Author: Yunqian Ma
Publisher: CRC Press
Release Date: 2009-12-16
Genre: Business & Economics
From the streets of London to subway stations in New York City, hundreds of thousands of surveillance cameras ubiquitously collect hundreds of thousands of videos, often running 24/7. How can such vast volumes of video data be stored, analyzed, indexed, and searched? How can advanced video analysis and systems autonomously recognize people and detect targeted activities real-time? Collating and presenting the latest information Intelligent Video Surveillance: Systems and Technology explores these issues, from fundamentals principle to algorithmic design and system implementation. An Integrated discussion of key research and applications Written and edited by a collection of industry experts, the book presents state-of-the-art technologies and systems in intelligent video surveillance. The book integrates key research, design, and implementation themes of intelligent video surveillance systems and technology into one comprehensive reference. The chapters cover the computational principles behind the technologies and systems and include system implementation issues as well as examples of successful applications of these technologies. Builds a foundation for future developments Changing appearance caused by changing viewpoints, illumination, expression, and movement, self/cross body occlusion, modeling of cluttered background capable of efficient background subtraction for object detection, and spatial and temporal alignment of multiple cameras are just a few of the challenges that remain in further developing and refining intelligent video surveillance technology and systems. Fully illustrated with line art, tables, and photographs demonstrating the collected video and results obtained using the related algorithms, including a color plate section, the book provides a high-level blueprint for advances and insights into future directions of the field.

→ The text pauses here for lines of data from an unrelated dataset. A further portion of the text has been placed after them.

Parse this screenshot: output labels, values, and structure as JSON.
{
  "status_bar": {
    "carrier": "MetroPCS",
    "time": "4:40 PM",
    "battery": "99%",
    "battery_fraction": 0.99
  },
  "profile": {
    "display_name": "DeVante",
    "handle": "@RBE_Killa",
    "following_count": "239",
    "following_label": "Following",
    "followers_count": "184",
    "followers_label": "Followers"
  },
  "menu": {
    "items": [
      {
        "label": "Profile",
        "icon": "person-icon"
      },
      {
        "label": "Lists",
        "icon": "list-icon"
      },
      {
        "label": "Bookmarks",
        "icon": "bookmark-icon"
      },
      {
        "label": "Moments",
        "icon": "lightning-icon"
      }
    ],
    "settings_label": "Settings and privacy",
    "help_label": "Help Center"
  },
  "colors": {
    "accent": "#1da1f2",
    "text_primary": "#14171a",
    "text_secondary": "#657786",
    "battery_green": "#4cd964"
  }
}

Author: Beiwei Zhang
Publisher: Springer Science & Business Media
Release Date: 2012-01-02
Genre: Technology & Engineering
In this book, the design of two new planar patterns for camera calibration of intrinsic parameters is addressed and a line-based method for distortion correction is suggested. The dynamic calibration of structured light systems, which consist of a camera and a projector is also treated. Also, the 3D Euclidean reconstruction by using the image-to-world transformation is investigated. Lastly, linear calibration algorithms for the catadioptric camera are considered, and the homographic matrix and fundamental matrix are extensively studied. In these methods, analytic solutions are provided for the computational efficiency and redundancy in the data can be easily incorporated to improve reliability of the estimations. This volume will therefore prove valuable and practical tool for researchers and practioners working in image processing and computer vision and related subjects.

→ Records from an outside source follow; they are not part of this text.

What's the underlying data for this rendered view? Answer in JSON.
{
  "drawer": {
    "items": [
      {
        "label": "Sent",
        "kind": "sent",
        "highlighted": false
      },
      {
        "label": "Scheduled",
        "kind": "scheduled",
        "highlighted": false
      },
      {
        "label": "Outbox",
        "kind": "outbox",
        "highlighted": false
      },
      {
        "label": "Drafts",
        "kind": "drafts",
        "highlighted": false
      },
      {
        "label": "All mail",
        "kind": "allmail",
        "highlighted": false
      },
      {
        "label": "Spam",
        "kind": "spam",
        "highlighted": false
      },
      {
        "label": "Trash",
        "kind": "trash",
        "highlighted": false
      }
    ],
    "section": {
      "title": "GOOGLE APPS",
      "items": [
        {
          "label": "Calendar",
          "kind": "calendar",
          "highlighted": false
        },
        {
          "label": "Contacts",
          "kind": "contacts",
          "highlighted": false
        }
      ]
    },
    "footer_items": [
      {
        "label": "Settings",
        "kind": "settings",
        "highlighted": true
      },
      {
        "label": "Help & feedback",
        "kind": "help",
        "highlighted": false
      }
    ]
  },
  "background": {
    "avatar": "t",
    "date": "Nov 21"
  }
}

Author: Jan Solem
Publisher: "O'Reilly Media, Inc."
Release Date: 2012-06-19
A guide to computer vision offers complete code samples with explanations and exercises, with information on such topics as object recognition, 3D reconstruction, stereo imaging, and augmented reality.